Picking on Italians' staple to draw attention to their cause, consumer groups called the one-day pasta strike Thursday, not against eating it, but against buying it.
In the capital, a few dozen people protested in front of parliament, handing out free pasta, bread and milk to passers-by. Pasta was also handed out in front of the Trade and Competition Antitrust authority to help out those Italians who decided to support the strike.
"Prices increase by five times between production and consumption," Toni De Amicis, a leader of Italian farm lobby Coldiretti, said during the protest in Rome. "The right recipe is to reduce the gap between production and consumption."
Consumer groups as well as Italy's farmers association met with the president of the antitrust authority to push for an investigation into the pasta industry, from production to the distribution of the final product.

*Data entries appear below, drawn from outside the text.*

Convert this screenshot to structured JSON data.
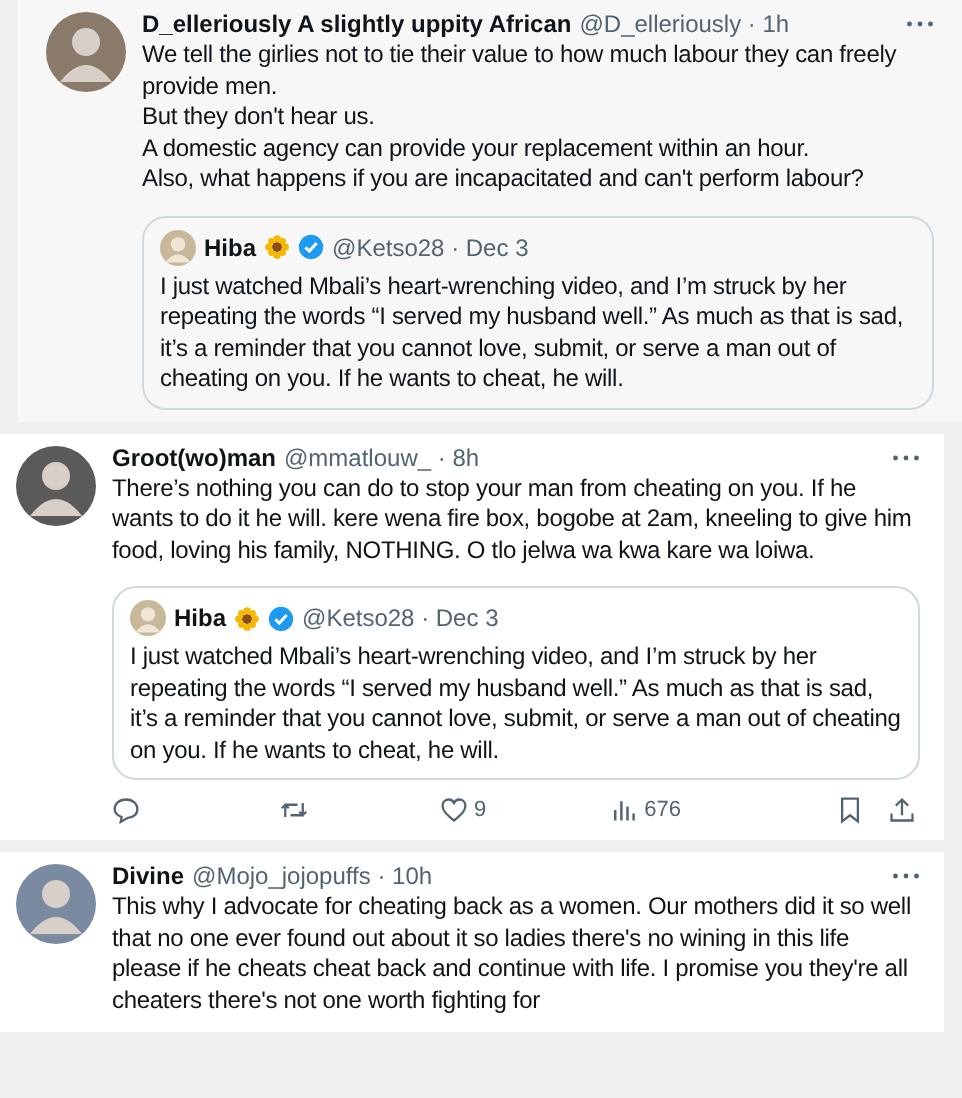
{
  "tweets": [
    {
      "name": "D_elleriously A slightly uppity African",
      "handle": "@D_elleriously",
      "time": "· 1h",
      "paragraphs": [
        "We tell the girlies not to tie their value to how much labour they can freely provide men.",
        "But they don't hear us.",
        "A domestic agency can provide your replacement within an hour.",
        "Also, what happens if you are incapacitated and can't perform labour?"
      ],
      "quote": {
        "name": "Hiba",
        "verified": true,
        "handle": "@Ketso28",
        "time": "· Dec 3",
        "text": "I just watched Mbali’s heart-wrenching video, and I’m struck by her repeating the words “I served my husband well.” As much as that is sad, it’s a reminder that you cannot love, submit, or serve a man out of cheating on you. If he wants to cheat, he will."
      }
    },
    {
      "name": "Groot(wo)man",
      "handle": "@mmatlouw_",
      "time": "· 8h",
      "paragraphs": [
        "There’s nothing you can do to stop your man from cheating on you. If he wants to do it he will. kere wena fire box, bogobe at 2am, kneeling to give him food, loving his family, NOTHING. O tlo jelwa wa kwa kare wa loiwa."
      ],
      "quote": {
        "name": "Hiba",
        "verified": true,
        "handle": "@Ketso28",
        "time": "· Dec 3",
        "text": "I just watched Mbali’s heart-wrenching video, and I’m struck by her repeating the words “I served my husband well.” As much as that is sad, it’s a reminder that you cannot love, submit, or serve a man out of cheating on you. If he wants to cheat, he will."
      },
      "actions": {
        "likes": "9",
        "views": "676"
      }
    },
    {
      "name": "Divine",
      "handle": "@Mojo_jojopuffs",
      "time": "· 10h",
      "paragraphs": [
        "This why I advocate for cheating back as a women. Our mothers did it so well that no one ever found out about it so ladies there's no wining in this life please if he cheats cheat back and continue with life. I promise you they're all cheaters there's not one worth fighting for"
      ]
    }
  ]
}
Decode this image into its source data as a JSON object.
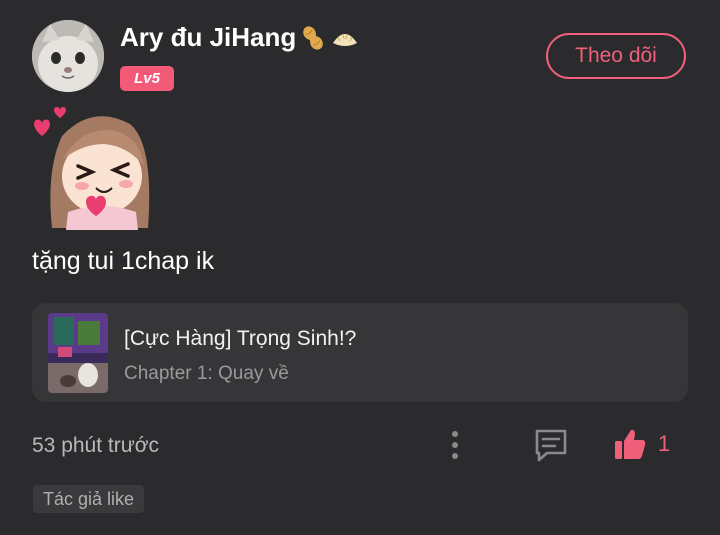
{
  "user": {
    "name": "Ary đu JiHang",
    "name_emojis": [
      "peanut-icon",
      "dumpling-icon"
    ],
    "level": "Lv5"
  },
  "follow_button": {
    "label": "Theo dõi"
  },
  "comment": {
    "text": "tặng tui 1chap ik"
  },
  "chapter_card": {
    "title": "[Cực Hàng] Trọng Sinh!?",
    "subtitle": "Chapter 1: Quay về"
  },
  "footer": {
    "time": "53 phút trước",
    "like_count": "1",
    "author_badge": "Tác giả like"
  },
  "colors": {
    "background": "#2b2b2d",
    "accent": "#f0607a",
    "card": "#363638"
  }
}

Since shoppers typically stock up on their pasta, buying multiple packages at a time to always have it on hand, the impact of the strike was mostly symbolic. Few shoppers seemed to give it much notice at all.
"I wasn't aware of the strike, but I do know about the expensive prices," said 34-year-old Emanuela Mafrolla, a consultant and mother shopping in central Rome. "Pasta is a basic dish. How could I possibly give it up?"
At a Roman trattoria, a diner who only identified himself as Giovanni echoed a similar sentiment as he set in to a plate of fettuccine for lunch. "Today is pasta strike and we eat it anyway!"
At Rome's Rebibbia prison, however, inmates were taking part, refraining from buying grain products at the prison shop, the ANSA news agency reported. They were, however, eating pasta and other products provided to them in the prison cafeteria.
The increase in pasta prices is being driven by rising wheat prices worldwide, economists and producers say. The demand for wheat is the result of several trends, chiefly an increasing demand for biofuels, which can be made from wheat, and improved diets in emerging countries where putting more meat on the table is raising the demand for feed for livestock, said Francesco Bertolini, an economist at Milan's Bocconi University.
As a result, wheat stocks worldwide are being depleted to their lowest levels in decades and grain prices are soaring.
Italy produces only about half of the high-protein durum wheat used to make high-quality pasta and bread; the rest is imported from overseas markets including the United States, Canada and Ukraine.
On the Bologna market, for example, the cost of a pound of durum flour has risen in just the last two months from 16 cents to 28 cents. Durum flour makes up 70 percent of the cost of producing pasta.
In the Italian supermarket, that will translate by the end of the year into an increase of 16-19 cents on a 1-pound package, which now typically runs from 83 cents to $1.25, said Furio Bragagnolo, the vice president of the Italian pasta manufacturers association.